# EXERCISE DIRECTIONS
Tally every line of the material that includes "qualified", then give the tally and nothing else.

[Start of Attachment]

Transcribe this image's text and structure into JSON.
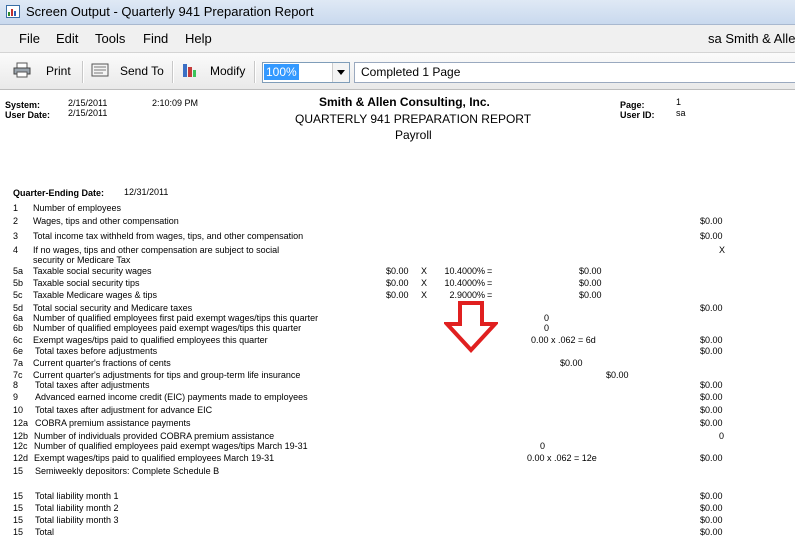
{
  "window": {
    "title": "Screen Output - Quarterly 941 Preparation Report"
  },
  "menu": {
    "file": "File",
    "edit": "Edit",
    "tools": "Tools",
    "find": "Find",
    "help": "Help",
    "user": "sa   Smith & Allen"
  },
  "toolbar": {
    "print": "Print",
    "send_to": "Send To",
    "modify": "Modify",
    "zoom": "100%",
    "status": "Completed 1 Page"
  },
  "report": {
    "header": {
      "system_label": "System:",
      "system_date": "2/15/2011",
      "system_time": "2:10:09 PM",
      "user_date_label": "User Date:",
      "user_date": "2/15/2011",
      "company": "Smith & Allen Consulting, Inc.",
      "report_title": "QUARTERLY 941 PREPARATION REPORT",
      "subtitle": "Payroll",
      "page_label": "Page:",
      "page": "1",
      "user_id_label": "User ID:",
      "user_id": "sa"
    },
    "quarter_label": "Quarter-Ending Date:",
    "quarter_date": "12/31/2011",
    "lines": [
      {
        "num": "1",
        "desc": "Number of employees",
        "amt": ""
      },
      {
        "num": "2",
        "desc": "Wages, tips and other compensation",
        "amt": "$0.00"
      },
      {
        "num": "3",
        "desc": "Total income tax withheld from wages, tips, and other compensation",
        "amt": "$0.00"
      },
      {
        "num": "4",
        "desc": "If no wages, tips and other compensation are subject to social",
        "amt": "X"
      },
      {
        "num": "",
        "desc": "security or Medicare Tax",
        "amt": ""
      },
      {
        "num": "5a",
        "desc": "Taxable social security wages",
        "c1": "$0.00",
        "x": "X",
        "rate": "10.4000%",
        "eq": "=",
        "c2": "$0.00",
        "amt": ""
      },
      {
        "num": "5b",
        "desc": "Taxable social security tips",
        "c1": "$0.00",
        "x": "X",
        "rate": "10.4000%",
        "eq": "=",
        "c2": "$0.00",
        "amt": ""
      },
      {
        "num": "5c",
        "desc": "Taxable Medicare wages & tips",
        "c1": "$0.00",
        "x": "X",
        "rate": "2.9000%",
        "eq": "=",
        "c2": "$0.00",
        "amt": ""
      },
      {
        "num": "5d",
        "desc": "Total social security and Medicare taxes",
        "amt": "$0.00"
      },
      {
        "num": "6a",
        "desc": "Number of qualified employees first paid exempt wages/tips this quarter",
        "mid": "0",
        "amt": ""
      },
      {
        "num": "6b",
        "desc": "Number of qualified employees paid exempt wages/tips this quarter",
        "mid": "0",
        "amt": ""
      },
      {
        "num": "6c",
        "desc": "Exempt wages/tips paid to qualified employees this quarter",
        "calc": "0.00  x .062 =     6d",
        "amt": "$0.00"
      },
      {
        "num": "6e",
        "desc": "Total taxes before adjustments",
        "amt": "$0.00"
      },
      {
        "num": "7a",
        "desc": "Current quarter's fractions of cents",
        "c2": "$0.00",
        "amt": ""
      },
      {
        "num": "7c",
        "desc": "Current quarter's adjustments for tips and group-term life insurance",
        "c3": "$0.00",
        "amt": ""
      },
      {
        "num": "8",
        "desc": "Total taxes after adjustments",
        "amt": "$0.00"
      },
      {
        "num": "9",
        "desc": "Advanced earned income credit (EIC) payments made to employees",
        "amt": "$0.00"
      },
      {
        "num": "10",
        "desc": "Total taxes after adjustment for advance EIC",
        "amt": "$0.00"
      },
      {
        "num": "12a",
        "desc": "COBRA premium assistance payments",
        "amt": "$0.00"
      },
      {
        "num": "12b",
        "desc": "Number of individuals provided COBRA premium assistance",
        "amt": "0"
      },
      {
        "num": "12c",
        "desc": "Number of qualified employees paid exempt  wages/tips March 19-31",
        "mid": "0",
        "amt": ""
      },
      {
        "num": "12d",
        "desc": "Exempt wages/tips paid to qualified employees March 19-31",
        "calc": "0.00 x .062 =     12e",
        "amt": "$0.00"
      },
      {
        "num": "15",
        "desc": "Semiweekly depositors: Complete Schedule B",
        "amt": ""
      },
      {
        "num": "15",
        "desc": "Total liability month 1",
        "amt": "$0.00"
      },
      {
        "num": "15",
        "desc": "Total liability month 2",
        "amt": "$0.00"
      },
      {
        "num": "15",
        "desc": "Total liability month 3",
        "amt": "$0.00"
      },
      {
        "num": "15",
        "desc": "Total",
        "amt": "$0.00"
      }
    ]
  },
  "colors": {
    "annotation_arrow": "#e02020",
    "zoom_highlight": "#3399ff"
  },
  "icons": {
    "app": "report-icon",
    "print": "printer-icon",
    "send": "send-icon",
    "modify": "modify-icon"
  }
}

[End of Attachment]

# RESPONSE TO THE EXERCISE
5